Theerapat Prayurasiddhi, deputy park chief, agrees with Mr Anak that forest rangers need more support. He said the department is planning to discuss the issue with the Budget Bureau in order to ask it for more financial support.

Mr Theerapat said tigers are crucial to the ecosystem of Wefcom and the department has been trying every way it can to protect the species.

In addition to bolstering the management of the sanctuaries, the department will try to explore an action plan and set goals for tiger conservation up to 2022 and stress support for forest rangers' work as well as education among nearby communities.

Mr Theerapat also believes that poaching here links to networks across the border, and the department has been trying to work bilaterally with other states in order to have the criminal gangs suppressed.

''But in the long term, it's really about public awareness. If they care about wildlife and the forest, they will not go poaching,'' said Mr Theerapat.

FALLEN COMRADE: Forest rangers from Wefcom carry the body of Anthong Ngamying at his royally sponsored cremation ceremony last Sunday.

MORE EVIDENCE: Forest rangers find a temporary shelter and drug paraphernalia in Thung Yai- Naresuan forest.

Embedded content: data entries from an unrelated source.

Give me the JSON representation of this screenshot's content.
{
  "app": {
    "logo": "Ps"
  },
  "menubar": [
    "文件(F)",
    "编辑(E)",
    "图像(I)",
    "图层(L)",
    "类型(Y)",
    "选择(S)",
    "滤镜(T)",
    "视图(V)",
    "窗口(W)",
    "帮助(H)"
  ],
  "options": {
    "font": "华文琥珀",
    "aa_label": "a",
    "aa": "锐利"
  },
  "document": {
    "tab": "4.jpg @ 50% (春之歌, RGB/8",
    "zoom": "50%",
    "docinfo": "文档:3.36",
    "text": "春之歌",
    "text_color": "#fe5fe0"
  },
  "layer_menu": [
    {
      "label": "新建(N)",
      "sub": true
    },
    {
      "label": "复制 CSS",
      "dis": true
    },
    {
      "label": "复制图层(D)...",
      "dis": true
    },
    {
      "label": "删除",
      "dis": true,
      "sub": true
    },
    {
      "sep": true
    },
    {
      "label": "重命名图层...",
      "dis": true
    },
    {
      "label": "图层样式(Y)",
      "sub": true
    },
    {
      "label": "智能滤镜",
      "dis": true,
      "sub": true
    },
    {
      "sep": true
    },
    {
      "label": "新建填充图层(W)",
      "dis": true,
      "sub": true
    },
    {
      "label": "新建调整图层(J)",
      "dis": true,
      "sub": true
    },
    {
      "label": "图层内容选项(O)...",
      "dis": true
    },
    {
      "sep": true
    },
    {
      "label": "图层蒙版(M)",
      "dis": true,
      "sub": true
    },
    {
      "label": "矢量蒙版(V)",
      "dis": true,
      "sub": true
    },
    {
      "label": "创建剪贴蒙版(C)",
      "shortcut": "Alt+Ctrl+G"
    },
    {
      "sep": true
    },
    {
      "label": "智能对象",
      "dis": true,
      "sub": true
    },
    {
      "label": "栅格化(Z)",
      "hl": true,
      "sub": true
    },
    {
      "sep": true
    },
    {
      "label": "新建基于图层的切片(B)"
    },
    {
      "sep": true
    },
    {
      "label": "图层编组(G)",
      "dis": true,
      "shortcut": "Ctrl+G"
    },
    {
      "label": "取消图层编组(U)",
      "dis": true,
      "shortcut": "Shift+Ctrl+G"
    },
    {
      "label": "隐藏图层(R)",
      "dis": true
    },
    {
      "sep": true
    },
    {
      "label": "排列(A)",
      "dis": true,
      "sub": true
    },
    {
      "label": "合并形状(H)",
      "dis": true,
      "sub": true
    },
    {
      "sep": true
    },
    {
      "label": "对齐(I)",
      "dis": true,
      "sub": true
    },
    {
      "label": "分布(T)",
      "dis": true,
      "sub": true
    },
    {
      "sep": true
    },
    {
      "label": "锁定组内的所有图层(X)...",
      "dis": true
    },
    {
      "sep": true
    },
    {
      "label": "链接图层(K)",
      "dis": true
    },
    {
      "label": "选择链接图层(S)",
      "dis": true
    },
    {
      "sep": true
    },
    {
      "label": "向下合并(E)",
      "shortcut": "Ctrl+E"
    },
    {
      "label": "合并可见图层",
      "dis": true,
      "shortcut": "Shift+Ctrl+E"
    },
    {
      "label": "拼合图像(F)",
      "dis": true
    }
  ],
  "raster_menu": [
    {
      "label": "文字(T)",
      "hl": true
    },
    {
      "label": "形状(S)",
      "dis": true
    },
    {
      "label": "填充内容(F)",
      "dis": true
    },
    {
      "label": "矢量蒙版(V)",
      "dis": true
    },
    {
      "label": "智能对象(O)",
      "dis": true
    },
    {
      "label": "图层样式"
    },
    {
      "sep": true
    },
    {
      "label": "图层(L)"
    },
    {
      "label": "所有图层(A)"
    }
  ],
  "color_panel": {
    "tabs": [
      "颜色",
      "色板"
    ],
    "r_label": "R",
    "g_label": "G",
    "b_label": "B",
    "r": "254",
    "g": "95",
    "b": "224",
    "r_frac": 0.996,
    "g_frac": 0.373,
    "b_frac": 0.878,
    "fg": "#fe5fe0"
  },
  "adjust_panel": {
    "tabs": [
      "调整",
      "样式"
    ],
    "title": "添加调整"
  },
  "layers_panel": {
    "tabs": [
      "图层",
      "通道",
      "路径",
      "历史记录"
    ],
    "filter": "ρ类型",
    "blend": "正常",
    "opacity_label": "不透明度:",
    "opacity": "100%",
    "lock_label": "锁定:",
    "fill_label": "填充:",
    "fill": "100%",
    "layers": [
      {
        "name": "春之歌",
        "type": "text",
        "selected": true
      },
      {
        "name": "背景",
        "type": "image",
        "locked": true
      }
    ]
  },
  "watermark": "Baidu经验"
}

About the author

Writer: Piyaporn Wongruang
Position: Reporter